» Data excerpts:

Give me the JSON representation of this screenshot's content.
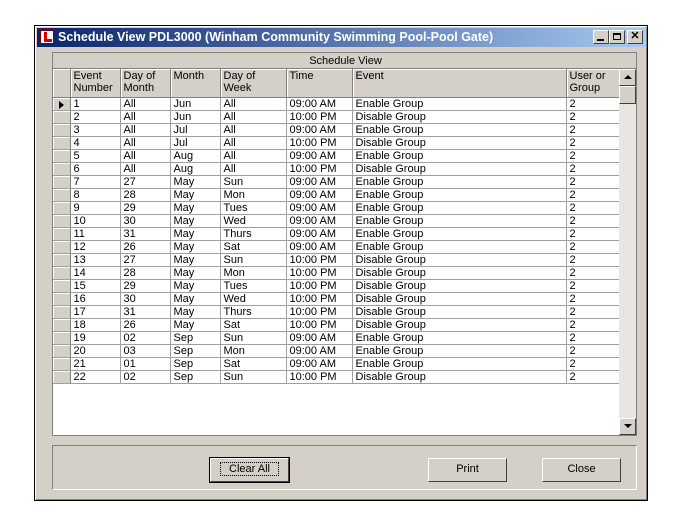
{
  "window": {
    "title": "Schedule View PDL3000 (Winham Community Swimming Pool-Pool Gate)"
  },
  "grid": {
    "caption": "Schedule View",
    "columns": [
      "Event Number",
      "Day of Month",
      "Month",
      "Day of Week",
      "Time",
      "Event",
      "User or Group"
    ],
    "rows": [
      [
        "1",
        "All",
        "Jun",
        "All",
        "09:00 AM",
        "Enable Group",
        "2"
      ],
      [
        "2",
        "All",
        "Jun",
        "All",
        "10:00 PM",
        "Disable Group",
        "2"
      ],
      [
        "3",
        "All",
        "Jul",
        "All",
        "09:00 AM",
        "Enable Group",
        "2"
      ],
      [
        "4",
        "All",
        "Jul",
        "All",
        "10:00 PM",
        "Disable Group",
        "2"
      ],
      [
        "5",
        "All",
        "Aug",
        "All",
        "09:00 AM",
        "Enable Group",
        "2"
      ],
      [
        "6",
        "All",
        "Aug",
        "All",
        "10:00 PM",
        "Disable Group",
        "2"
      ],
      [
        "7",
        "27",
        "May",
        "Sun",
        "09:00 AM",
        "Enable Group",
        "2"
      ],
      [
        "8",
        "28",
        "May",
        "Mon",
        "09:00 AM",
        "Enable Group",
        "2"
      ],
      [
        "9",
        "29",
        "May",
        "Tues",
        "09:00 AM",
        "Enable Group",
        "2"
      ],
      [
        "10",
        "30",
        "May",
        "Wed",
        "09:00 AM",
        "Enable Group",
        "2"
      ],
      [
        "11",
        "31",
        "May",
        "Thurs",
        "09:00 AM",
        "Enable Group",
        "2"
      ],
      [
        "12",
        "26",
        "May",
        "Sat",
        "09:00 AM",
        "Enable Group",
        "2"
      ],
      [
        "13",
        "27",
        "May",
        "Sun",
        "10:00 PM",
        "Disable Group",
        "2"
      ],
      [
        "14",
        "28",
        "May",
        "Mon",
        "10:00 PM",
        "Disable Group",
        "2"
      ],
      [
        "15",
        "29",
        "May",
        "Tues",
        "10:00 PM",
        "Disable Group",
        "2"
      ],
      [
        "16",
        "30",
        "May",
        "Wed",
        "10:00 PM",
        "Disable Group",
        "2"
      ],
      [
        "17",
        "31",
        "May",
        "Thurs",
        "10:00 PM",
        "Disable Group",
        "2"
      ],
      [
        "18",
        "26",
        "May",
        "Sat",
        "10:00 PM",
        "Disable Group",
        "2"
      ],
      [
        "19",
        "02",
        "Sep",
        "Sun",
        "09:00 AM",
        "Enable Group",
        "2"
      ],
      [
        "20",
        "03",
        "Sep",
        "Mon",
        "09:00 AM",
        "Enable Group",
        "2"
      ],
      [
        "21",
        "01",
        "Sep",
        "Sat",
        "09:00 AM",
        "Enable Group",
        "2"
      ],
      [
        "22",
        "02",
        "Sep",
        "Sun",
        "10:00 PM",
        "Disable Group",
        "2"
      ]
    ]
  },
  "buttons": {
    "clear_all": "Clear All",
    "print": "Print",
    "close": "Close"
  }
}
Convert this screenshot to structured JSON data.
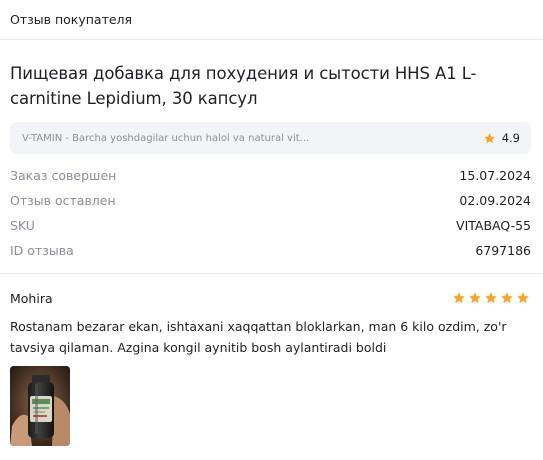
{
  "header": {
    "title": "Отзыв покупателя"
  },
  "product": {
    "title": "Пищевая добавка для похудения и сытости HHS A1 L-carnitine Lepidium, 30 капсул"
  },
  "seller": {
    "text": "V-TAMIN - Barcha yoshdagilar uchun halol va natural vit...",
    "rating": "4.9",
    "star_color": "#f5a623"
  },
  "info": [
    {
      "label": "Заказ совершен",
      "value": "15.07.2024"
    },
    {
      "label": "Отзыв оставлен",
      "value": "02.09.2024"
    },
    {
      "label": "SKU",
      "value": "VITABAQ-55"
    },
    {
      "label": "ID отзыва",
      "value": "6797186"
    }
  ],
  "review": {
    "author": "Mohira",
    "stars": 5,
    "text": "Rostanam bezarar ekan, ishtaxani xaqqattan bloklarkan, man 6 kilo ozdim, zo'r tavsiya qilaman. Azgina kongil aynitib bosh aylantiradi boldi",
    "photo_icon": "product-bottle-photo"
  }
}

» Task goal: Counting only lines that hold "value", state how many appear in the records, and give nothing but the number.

» Exercise solution: 4